(Directions for this task):
Return the listing verbatim, images left out.

(Data shown):
^^^^^^^^

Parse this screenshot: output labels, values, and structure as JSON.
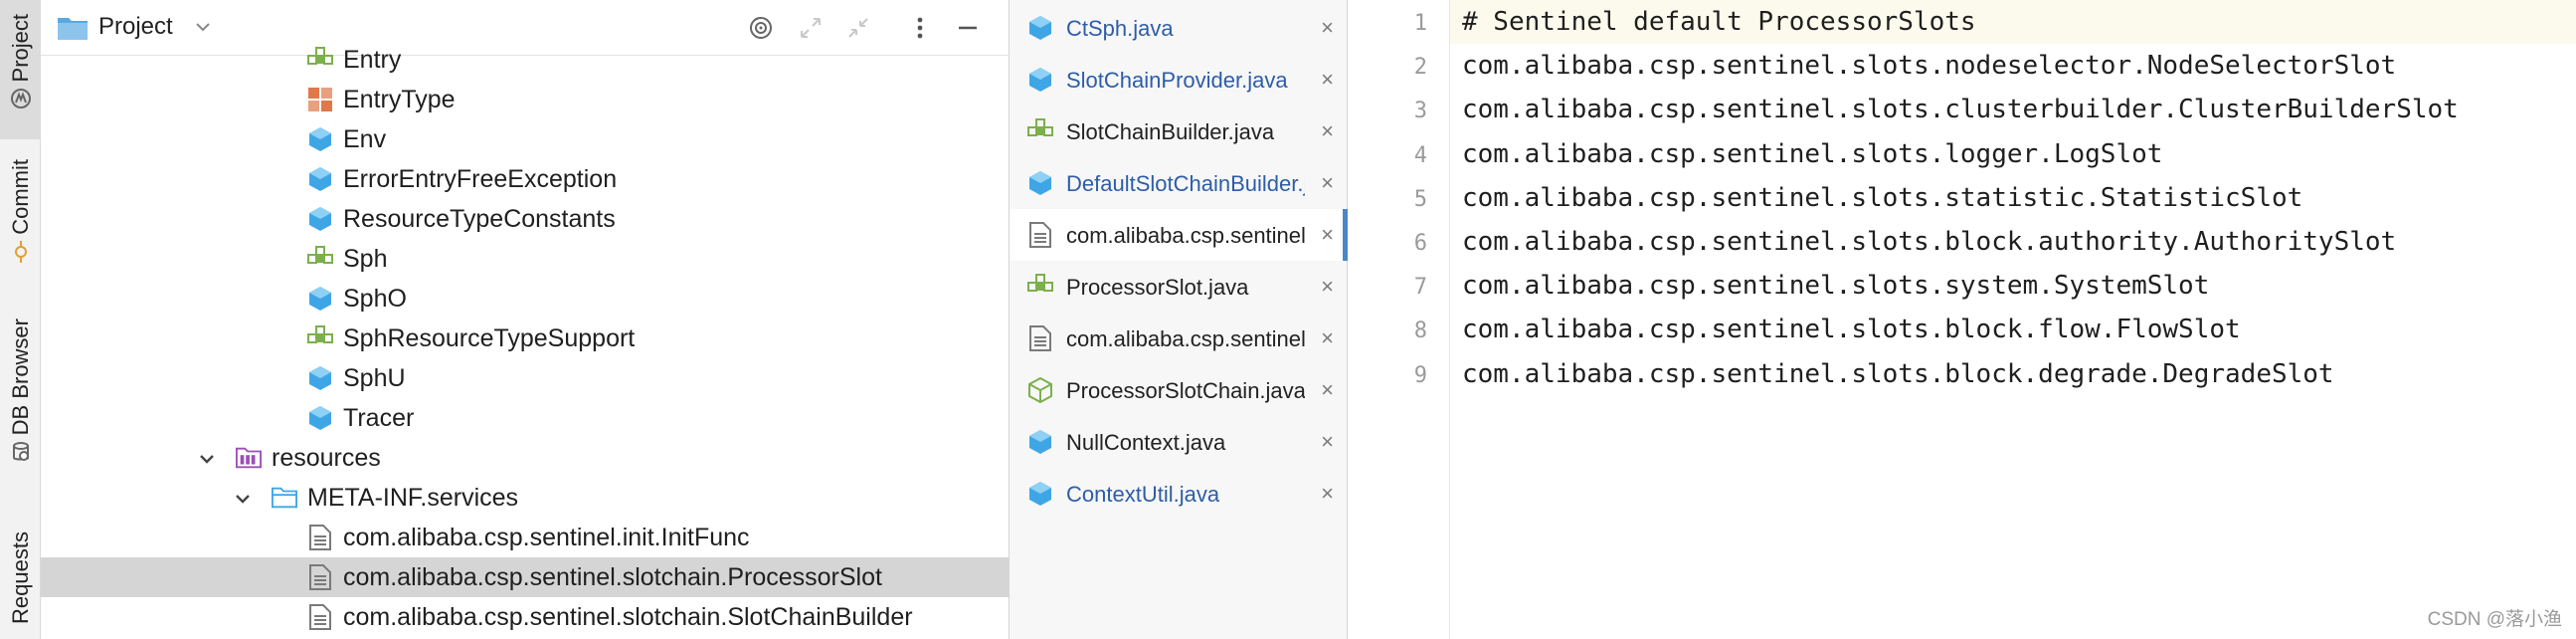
{
  "stripe": {
    "project": "Project",
    "commit": "Commit",
    "db_browser": "DB Browser",
    "requests": "Requests"
  },
  "project_panel": {
    "title": "Project",
    "tree": [
      {
        "label": "Entry",
        "icon": "interface-icon"
      },
      {
        "label": "EntryType",
        "icon": "enum-icon"
      },
      {
        "label": "Env",
        "icon": "class-icon"
      },
      {
        "label": "ErrorEntryFreeException",
        "icon": "class-icon"
      },
      {
        "label": "ResourceTypeConstants",
        "icon": "class-icon"
      },
      {
        "label": "Sph",
        "icon": "interface-icon"
      },
      {
        "label": "SphO",
        "icon": "class-icon"
      },
      {
        "label": "SphResourceTypeSupport",
        "icon": "interface-icon"
      },
      {
        "label": "SphU",
        "icon": "class-icon"
      },
      {
        "label": "Tracer",
        "icon": "class-icon"
      },
      {
        "label": "resources",
        "icon": "resources-folder-icon"
      },
      {
        "label": "META-INF.services",
        "icon": "folder-icon"
      },
      {
        "label": "com.alibaba.csp.sentinel.init.InitFunc",
        "icon": "file-icon"
      },
      {
        "label": "com.alibaba.csp.sentinel.slotchain.ProcessorSlot",
        "icon": "file-icon"
      },
      {
        "label": "com.alibaba.csp.sentinel.slotchain.SlotChainBuilder",
        "icon": "file-icon"
      }
    ]
  },
  "tabs": [
    {
      "label": "CtSph.java",
      "icon": "class-icon",
      "style": "blue"
    },
    {
      "label": "SlotChainProvider.java",
      "icon": "class-icon",
      "style": "blue"
    },
    {
      "label": "SlotChainBuilder.java",
      "icon": "interface-icon",
      "style": "dark"
    },
    {
      "label": "DefaultSlotChainBuilder.java",
      "icon": "class-icon",
      "style": "blue"
    },
    {
      "label": "com.alibaba.csp.sentinel.slotchain.ProcessorSlot",
      "icon": "file-icon",
      "style": "dark"
    },
    {
      "label": "ProcessorSlot.java",
      "icon": "interface-icon",
      "style": "dark"
    },
    {
      "label": "com.alibaba.csp.sentinel.slotchain.SlotChainBuilder",
      "icon": "file-icon",
      "style": "dark"
    },
    {
      "label": "ProcessorSlotChain.java",
      "icon": "abstract-class-icon",
      "style": "dark"
    },
    {
      "label": "NullContext.java",
      "icon": "class-icon",
      "style": "dark"
    },
    {
      "label": "ContextUtil.java",
      "icon": "class-icon",
      "style": "blue"
    }
  ],
  "tab_close": "×",
  "editor": {
    "line_numbers": [
      "1",
      "2",
      "3",
      "4",
      "5",
      "6",
      "7",
      "8",
      "9"
    ],
    "lines": [
      "# Sentinel default ProcessorSlots",
      "com.alibaba.csp.sentinel.slots.nodeselector.NodeSelectorSlot",
      "com.alibaba.csp.sentinel.slots.clusterbuilder.ClusterBuilderSlot",
      "com.alibaba.csp.sentinel.slots.logger.LogSlot",
      "com.alibaba.csp.sentinel.slots.statistic.StatisticSlot",
      "com.alibaba.csp.sentinel.slots.block.authority.AuthoritySlot",
      "com.alibaba.csp.sentinel.slots.system.SystemSlot",
      "com.alibaba.csp.sentinel.slots.block.flow.FlowSlot",
      "com.alibaba.csp.sentinel.slots.block.degrade.DegradeSlot"
    ]
  },
  "watermark": "CSDN @落小渔",
  "colors": {
    "class_icon": "#3fa6e6",
    "interface_icon": "#7bb04c",
    "enum_icon": "#e0784a",
    "resources_icon": "#9b4fb8",
    "folder_icon": "#3fa6e6",
    "tab_blue_text": "#2d5da8",
    "tab_marker": "#4a86c8"
  }
}
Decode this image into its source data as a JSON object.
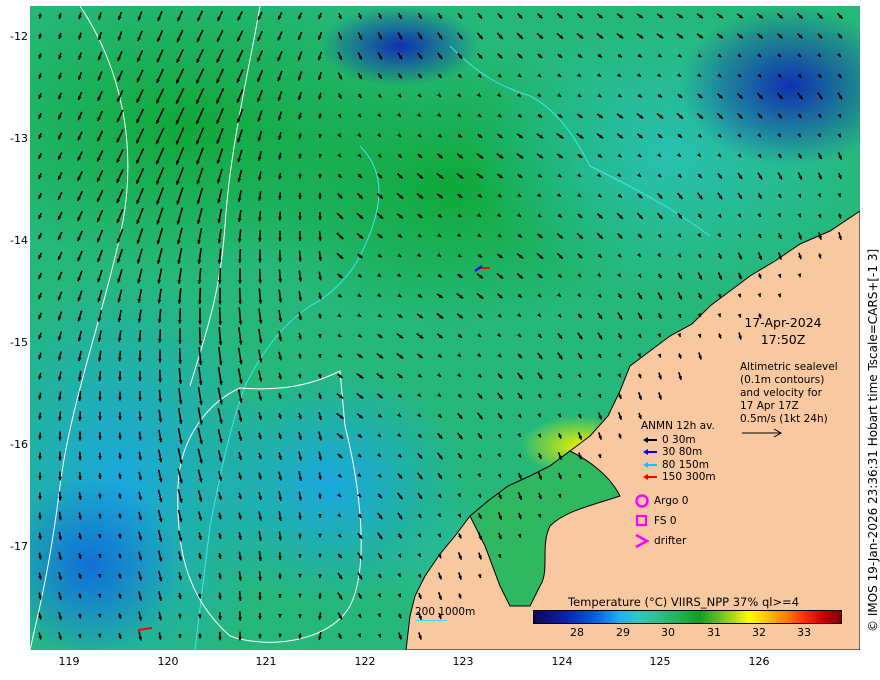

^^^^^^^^

(Reply to the exercise):
Parse this screenshot: output labels, values, and structure as JSON.
{
  "stripe": {
    "project": "Project",
    "commit": "Commit",
    "db_browser": "DB Browser",
    "requests": "Requests"
  },
  "project_panel": {
    "title": "Project",
    "tree": [
      {
        "label": "Entry",
        "icon": "interface-icon"
      },
      {
        "label": "EntryType",
        "icon": "enum-icon"
      },
      {
        "label": "Env",
        "icon": "class-icon"
      },
      {
        "label": "ErrorEntryFreeException",
        "icon": "class-icon"
      },
      {
        "label": "ResourceTypeConstants",
        "icon": "class-icon"
      },
      {
        "label": "Sph",
        "icon": "interface-icon"
      },
      {
        "label": "SphO",
        "icon": "class-icon"
      },
      {
        "label": "SphResourceTypeSupport",
        "icon": "interface-icon"
      },
      {
        "label": "SphU",
        "icon": "class-icon"
      },
      {
        "label": "Tracer",
        "icon": "class-icon"
      },
      {
        "label": "resources",
        "icon": "resources-folder-icon"
      },
      {
        "label": "META-INF.services",
        "icon": "folder-icon"
      },
      {
        "label": "com.alibaba.csp.sentinel.init.InitFunc",
        "icon": "file-icon"
      },
      {
        "label": "com.alibaba.csp.sentinel.slotchain.ProcessorSlot",
        "icon": "file-icon"
      },
      {
        "label": "com.alibaba.csp.sentinel.slotchain.SlotChainBuilder",
        "icon": "file-icon"
      }
    ]
  },
  "tabs": [
    {
      "label": "CtSph.java",
      "icon": "class-icon",
      "style": "blue"
    },
    {
      "label": "SlotChainProvider.java",
      "icon": "class-icon",
      "style": "blue"
    },
    {
      "label": "SlotChainBuilder.java",
      "icon": "interface-icon",
      "style": "dark"
    },
    {
      "label": "DefaultSlotChainBuilder.java",
      "icon": "class-icon",
      "style": "blue"
    },
    {
      "label": "com.alibaba.csp.sentinel.slotchain.ProcessorSlot",
      "icon": "file-icon",
      "style": "dark"
    },
    {
      "label": "ProcessorSlot.java",
      "icon": "interface-icon",
      "style": "dark"
    },
    {
      "label": "com.alibaba.csp.sentinel.slotchain.SlotChainBuilder",
      "icon": "file-icon",
      "style": "dark"
    },
    {
      "label": "ProcessorSlotChain.java",
      "icon": "abstract-class-icon",
      "style": "dark"
    },
    {
      "label": "NullContext.java",
      "icon": "class-icon",
      "style": "dark"
    },
    {
      "label": "ContextUtil.java",
      "icon": "class-icon",
      "style": "blue"
    }
  ],
  "tab_close": "×",
  "editor": {
    "line_numbers": [
      "1",
      "2",
      "3",
      "4",
      "5",
      "6",
      "7",
      "8",
      "9"
    ],
    "lines": [
      "# Sentinel default ProcessorSlots",
      "com.alibaba.csp.sentinel.slots.nodeselector.NodeSelectorSlot",
      "com.alibaba.csp.sentinel.slots.clusterbuilder.ClusterBuilderSlot",
      "com.alibaba.csp.sentinel.slots.logger.LogSlot",
      "com.alibaba.csp.sentinel.slots.statistic.StatisticSlot",
      "com.alibaba.csp.sentinel.slots.block.authority.AuthoritySlot",
      "com.alibaba.csp.sentinel.slots.system.SystemSlot",
      "com.alibaba.csp.sentinel.slots.block.flow.FlowSlot",
      "com.alibaba.csp.sentinel.slots.block.degrade.DegradeSlot"
    ]
  },
  "watermark": "CSDN @落小渔",
  "colors": {
    "class_icon": "#3fa6e6",
    "interface_icon": "#7bb04c",
    "enum_icon": "#e0784a",
    "resources_icon": "#9b4fb8",
    "folder_icon": "#3fa6e6",
    "tab_blue_text": "#2d5da8",
    "tab_marker": "#4a86c8"
  }
}
Decode this image into its source data as a JSON object.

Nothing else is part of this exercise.